Morris Lysander Ken is an instructor in the Sociology Department at the University of Liberia.  During his residency in Ann Arbor, he is developing recommendations for integrating early childhood education training into the academic programs of higher learning institutions across Liberia.

 

George Kushiator is a lecturer in the Department of Communication Design at Kwame Nkrumah University of Science and Technology (Ghana), who is furthering his doctoral research on the integration of traditional and digital media techniques in artistic expression.  His artistic work is featured elsewhere in this newsletter.

 

Abraham Y. Mensah joins us from Kwame Nkrumah University of Science and Technology (Ghana), where he is a senior lecturer in Pharmacology.  His larger research interests concern the scientific justification for the folkloric uses of medicinal plants.
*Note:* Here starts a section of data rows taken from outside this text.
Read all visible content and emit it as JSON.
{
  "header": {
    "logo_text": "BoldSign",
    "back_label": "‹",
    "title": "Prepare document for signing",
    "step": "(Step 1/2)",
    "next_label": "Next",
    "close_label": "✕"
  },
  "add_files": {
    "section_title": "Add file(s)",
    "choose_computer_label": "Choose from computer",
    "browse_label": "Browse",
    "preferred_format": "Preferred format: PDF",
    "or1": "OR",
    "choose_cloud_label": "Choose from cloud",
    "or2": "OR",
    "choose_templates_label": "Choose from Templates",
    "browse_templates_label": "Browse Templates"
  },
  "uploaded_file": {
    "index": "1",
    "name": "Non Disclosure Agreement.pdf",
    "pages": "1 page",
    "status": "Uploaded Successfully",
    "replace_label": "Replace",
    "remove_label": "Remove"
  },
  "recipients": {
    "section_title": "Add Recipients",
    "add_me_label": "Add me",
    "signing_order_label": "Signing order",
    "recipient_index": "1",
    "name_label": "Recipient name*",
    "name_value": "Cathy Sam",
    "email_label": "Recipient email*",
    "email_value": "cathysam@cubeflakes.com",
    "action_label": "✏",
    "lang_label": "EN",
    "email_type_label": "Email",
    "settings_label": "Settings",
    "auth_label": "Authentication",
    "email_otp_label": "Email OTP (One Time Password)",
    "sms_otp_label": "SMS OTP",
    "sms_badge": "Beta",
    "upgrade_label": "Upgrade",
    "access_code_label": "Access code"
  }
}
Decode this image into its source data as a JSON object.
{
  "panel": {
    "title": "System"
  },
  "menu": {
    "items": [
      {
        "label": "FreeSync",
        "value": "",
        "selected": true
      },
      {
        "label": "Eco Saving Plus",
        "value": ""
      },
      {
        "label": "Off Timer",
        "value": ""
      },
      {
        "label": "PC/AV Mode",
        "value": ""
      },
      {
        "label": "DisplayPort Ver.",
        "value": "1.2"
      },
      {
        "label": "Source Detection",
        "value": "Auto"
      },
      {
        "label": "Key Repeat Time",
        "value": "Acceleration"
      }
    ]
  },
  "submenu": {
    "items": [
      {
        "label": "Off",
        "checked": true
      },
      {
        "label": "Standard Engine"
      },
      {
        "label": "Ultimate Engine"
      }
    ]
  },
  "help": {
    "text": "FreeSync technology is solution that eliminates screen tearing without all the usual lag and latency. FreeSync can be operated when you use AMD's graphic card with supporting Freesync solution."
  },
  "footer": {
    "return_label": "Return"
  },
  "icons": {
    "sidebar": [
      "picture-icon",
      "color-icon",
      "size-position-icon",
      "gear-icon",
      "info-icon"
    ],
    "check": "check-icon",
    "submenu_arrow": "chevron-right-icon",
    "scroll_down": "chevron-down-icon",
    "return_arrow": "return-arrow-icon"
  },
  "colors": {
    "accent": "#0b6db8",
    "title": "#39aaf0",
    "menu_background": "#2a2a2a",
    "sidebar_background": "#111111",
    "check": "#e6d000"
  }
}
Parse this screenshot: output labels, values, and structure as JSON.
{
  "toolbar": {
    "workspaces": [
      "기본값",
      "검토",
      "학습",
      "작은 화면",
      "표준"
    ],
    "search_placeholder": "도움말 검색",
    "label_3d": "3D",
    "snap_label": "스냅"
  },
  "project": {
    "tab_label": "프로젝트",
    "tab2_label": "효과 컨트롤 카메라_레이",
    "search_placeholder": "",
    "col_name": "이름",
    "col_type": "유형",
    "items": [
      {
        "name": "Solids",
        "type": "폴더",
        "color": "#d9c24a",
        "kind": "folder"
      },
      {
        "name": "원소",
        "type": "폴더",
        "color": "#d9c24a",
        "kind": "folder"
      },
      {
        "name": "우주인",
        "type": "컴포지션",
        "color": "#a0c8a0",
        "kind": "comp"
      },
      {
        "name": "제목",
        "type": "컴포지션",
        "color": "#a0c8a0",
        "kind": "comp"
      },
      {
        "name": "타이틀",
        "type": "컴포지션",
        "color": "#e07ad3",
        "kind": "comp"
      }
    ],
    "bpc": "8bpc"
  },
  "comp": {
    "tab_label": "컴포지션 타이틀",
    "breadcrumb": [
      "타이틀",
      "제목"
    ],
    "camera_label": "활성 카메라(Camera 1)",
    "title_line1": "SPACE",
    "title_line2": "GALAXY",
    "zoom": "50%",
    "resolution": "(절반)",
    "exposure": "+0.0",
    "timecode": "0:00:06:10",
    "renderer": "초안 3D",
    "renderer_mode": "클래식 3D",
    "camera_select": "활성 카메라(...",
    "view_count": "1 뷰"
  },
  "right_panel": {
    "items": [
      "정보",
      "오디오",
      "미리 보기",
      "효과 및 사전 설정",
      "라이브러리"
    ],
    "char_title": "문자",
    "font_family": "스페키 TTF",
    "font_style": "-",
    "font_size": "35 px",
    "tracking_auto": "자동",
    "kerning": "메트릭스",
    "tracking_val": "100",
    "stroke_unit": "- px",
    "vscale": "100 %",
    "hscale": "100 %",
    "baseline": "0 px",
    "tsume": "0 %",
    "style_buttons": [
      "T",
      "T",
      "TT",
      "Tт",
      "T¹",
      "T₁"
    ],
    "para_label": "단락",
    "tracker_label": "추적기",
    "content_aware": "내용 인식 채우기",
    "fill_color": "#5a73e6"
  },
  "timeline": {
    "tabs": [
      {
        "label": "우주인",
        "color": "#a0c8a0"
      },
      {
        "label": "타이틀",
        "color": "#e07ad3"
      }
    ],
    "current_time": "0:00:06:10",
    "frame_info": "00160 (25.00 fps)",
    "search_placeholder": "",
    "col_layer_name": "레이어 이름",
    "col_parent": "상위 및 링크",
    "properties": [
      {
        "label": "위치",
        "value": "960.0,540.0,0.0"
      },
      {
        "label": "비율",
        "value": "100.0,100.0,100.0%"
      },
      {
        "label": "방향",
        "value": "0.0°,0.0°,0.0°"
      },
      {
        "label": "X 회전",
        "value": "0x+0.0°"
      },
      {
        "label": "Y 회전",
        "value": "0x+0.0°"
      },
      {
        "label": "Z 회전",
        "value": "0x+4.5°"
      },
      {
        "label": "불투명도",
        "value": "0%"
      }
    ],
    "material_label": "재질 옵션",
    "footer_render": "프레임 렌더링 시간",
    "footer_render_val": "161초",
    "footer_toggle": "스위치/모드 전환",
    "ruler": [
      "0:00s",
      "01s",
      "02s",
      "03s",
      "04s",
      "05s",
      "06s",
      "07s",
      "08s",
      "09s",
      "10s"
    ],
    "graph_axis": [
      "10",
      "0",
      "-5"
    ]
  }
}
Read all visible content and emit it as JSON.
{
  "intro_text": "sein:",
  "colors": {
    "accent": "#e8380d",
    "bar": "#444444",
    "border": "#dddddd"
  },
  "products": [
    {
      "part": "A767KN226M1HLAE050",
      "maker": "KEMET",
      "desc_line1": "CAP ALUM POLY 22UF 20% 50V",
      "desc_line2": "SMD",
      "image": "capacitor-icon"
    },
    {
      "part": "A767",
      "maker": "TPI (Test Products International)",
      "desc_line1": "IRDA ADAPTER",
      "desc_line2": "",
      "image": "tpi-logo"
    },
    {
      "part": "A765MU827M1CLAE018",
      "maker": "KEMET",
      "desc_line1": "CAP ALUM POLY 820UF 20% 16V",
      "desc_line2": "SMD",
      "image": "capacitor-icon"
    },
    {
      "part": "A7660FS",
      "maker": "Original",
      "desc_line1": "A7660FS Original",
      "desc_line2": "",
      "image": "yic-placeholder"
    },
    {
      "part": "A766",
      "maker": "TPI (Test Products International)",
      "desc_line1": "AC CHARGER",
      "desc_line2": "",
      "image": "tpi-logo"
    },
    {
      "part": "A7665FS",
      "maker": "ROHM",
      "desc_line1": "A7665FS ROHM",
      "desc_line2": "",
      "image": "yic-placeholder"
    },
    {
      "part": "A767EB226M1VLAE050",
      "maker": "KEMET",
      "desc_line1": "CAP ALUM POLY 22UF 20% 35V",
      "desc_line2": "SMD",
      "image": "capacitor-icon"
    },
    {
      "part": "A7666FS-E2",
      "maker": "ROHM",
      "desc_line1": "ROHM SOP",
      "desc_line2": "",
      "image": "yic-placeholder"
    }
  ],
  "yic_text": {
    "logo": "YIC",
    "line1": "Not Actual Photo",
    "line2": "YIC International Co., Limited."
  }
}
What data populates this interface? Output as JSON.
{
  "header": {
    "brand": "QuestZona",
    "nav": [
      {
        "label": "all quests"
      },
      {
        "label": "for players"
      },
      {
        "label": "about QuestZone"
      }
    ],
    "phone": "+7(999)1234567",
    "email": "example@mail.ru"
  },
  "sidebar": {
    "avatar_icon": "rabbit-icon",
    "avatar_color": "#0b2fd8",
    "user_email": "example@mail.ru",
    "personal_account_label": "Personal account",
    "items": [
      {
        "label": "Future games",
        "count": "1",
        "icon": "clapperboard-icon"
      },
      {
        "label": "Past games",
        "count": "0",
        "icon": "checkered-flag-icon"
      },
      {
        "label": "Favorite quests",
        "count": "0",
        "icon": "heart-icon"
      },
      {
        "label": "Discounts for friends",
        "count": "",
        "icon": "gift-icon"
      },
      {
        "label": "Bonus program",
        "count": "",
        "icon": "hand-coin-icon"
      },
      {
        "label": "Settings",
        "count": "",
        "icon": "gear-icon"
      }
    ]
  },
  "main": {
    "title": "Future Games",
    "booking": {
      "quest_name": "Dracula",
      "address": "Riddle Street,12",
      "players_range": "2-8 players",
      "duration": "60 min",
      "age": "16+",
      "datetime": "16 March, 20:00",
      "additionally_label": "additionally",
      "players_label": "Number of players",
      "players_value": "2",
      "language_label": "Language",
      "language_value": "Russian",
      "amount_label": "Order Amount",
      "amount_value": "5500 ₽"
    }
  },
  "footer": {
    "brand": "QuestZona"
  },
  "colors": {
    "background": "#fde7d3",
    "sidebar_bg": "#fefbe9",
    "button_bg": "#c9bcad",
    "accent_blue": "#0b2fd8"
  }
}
His work at U-M involves the isolation and characterization of bioactive compounds in such plants by using chromatographic and spectroscopic methods.

 

Sakhumzi Mfecane is a lecturer in the Department of Anthropology and Sociology at the University of the Western Cape (South Africa) who received his PhD from the Wits Institute for Social and Economic Research (WISER).  At U-M, he is working on the publication of several chapters from his dissertation, which centered on men, masculinities, and HIV/AIDS. 

 

Christopher Muhoozi is a lecturer in the History Department at Makerere University (Uganda), where he is also doing doctoral research on the social history of the interlacustrine region in East Africa.  At U-M, he continues his research on Ankole, Western Uganda, with a focus on the ethnic contestation between the Iru and Hima in the pre-colonial and colonial periods.

 

Adolphus Nippae is an instructor II in the Department of Electrical Engineering at the University of Liberia.  His research project at U-M is “Class J Radio Frequency Power Amplifier (RFPA) at High Frequency and Microwave Filters Design.”  He hopes to use these advanced design approaches in his teaching at U-L.  Nippae’s residency is part of the EHELD program, discussed elsewhere in the newsletter.

 

Sipokazi Sambumbu is a lecturer in the History Department at the University of the Western Cape (South Africa) who is engaged in doctoral research on the nature of the authorized heritage discourse in South Africa.  Continuing this research at U-M, she will focus on how a highly institutionalized heritage discourse is conceptualized, configured, and utilized within a range of institutions.

 

Andrew Ellias State comes to campus from the Department of Sociology and Anthropology at Makerere University (Uganda); his essay on teaching at Makerere can be found on page (INSERT PAGE).  His residency at U-M allows him to explore learning and teaching at US universities, particularly in regards to challenges in the learning process.

 

Jackson Tamba is an assistant professor and chairman of the Department of Electrical Engineering at the University of Liberia.  The author of many articles, Professor Tamba is currently writing a research paper on the relevance of renewable energy as a long-term energy solution for Africa.  His residency at U-M is part of the EHELD program discussed elsewhere in the newsletter.

 

Emmanuel Yamoah Tenkorang is a research fellow at the Institute for Development Studies, University of Cape Coast (Ghana), whose research focuses on environment and development.  At U-M, he is working on his PhD thesis, which analyzes how the interactions between mining governance institutions, traditional institutions, and other authorities affect local-level development in resource-rich communities.